**Your instructions**
All entries that follow are to be written out verbatim.
• • • • • • •
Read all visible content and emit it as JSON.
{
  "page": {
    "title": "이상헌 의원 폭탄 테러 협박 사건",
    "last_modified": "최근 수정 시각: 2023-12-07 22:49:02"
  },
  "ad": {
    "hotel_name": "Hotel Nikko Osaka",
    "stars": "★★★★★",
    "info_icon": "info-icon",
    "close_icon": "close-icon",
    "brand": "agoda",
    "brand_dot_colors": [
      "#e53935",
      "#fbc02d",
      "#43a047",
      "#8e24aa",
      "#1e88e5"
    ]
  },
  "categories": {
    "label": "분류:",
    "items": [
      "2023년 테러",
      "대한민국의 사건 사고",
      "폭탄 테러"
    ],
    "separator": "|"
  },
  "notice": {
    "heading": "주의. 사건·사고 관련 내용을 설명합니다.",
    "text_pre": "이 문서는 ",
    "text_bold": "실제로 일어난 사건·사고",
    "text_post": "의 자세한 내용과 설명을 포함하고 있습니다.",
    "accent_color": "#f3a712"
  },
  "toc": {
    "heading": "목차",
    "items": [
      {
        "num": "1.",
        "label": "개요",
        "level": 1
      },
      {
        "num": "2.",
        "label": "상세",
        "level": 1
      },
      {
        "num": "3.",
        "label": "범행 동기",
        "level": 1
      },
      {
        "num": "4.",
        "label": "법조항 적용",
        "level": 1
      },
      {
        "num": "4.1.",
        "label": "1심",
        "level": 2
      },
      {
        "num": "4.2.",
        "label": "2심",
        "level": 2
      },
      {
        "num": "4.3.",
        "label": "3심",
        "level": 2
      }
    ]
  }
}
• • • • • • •
**Exercise response**
Read all visible content and emit it as JSON.
{
  "page": {
    "title": "이상헌 의원 폭탄 테러 협박 사건",
    "last_modified": "최근 수정 시각: 2023-12-07 22:49:02"
  },
  "ad": {
    "hotel_name": "Hotel Nikko Osaka",
    "stars": "★★★★★",
    "info_icon": "info-icon",
    "close_icon": "close-icon",
    "brand": "agoda",
    "brand_dot_colors": [
      "#e53935",
      "#fbc02d",
      "#43a047",
      "#8e24aa",
      "#1e88e5"
    ]
  },
  "categories": {
    "label": "분류:",
    "items": [
      "2023년 테러",
      "대한민국의 사건 사고",
      "폭탄 테러"
    ],
    "separator": "|"
  },
  "notice": {
    "heading": "주의. 사건·사고 관련 내용을 설명합니다.",
    "text_pre": "이 문서는 ",
    "text_bold": "실제로 일어난 사건·사고",
    "text_post": "의 자세한 내용과 설명을 포함하고 있습니다.",
    "accent_color": "#f3a712"
  },
  "toc": {
    "heading": "목차",
    "items": [
      {
        "num": "1.",
        "label": "개요",
        "level": 1
      },
      {
        "num": "2.",
        "label": "상세",
        "level": 1
      },
      {
        "num": "3.",
        "label": "범행 동기",
        "level": 1
      },
      {
        "num": "4.",
        "label": "법조항 적용",
        "level": 1
      },
      {
        "num": "4.1.",
        "label": "1심",
        "level": 2
      },
      {
        "num": "4.2.",
        "label": "2심",
        "level": 2
      },
      {
        "num": "4.3.",
        "label": "3심",
        "level": 2
      }
    ]
  }
}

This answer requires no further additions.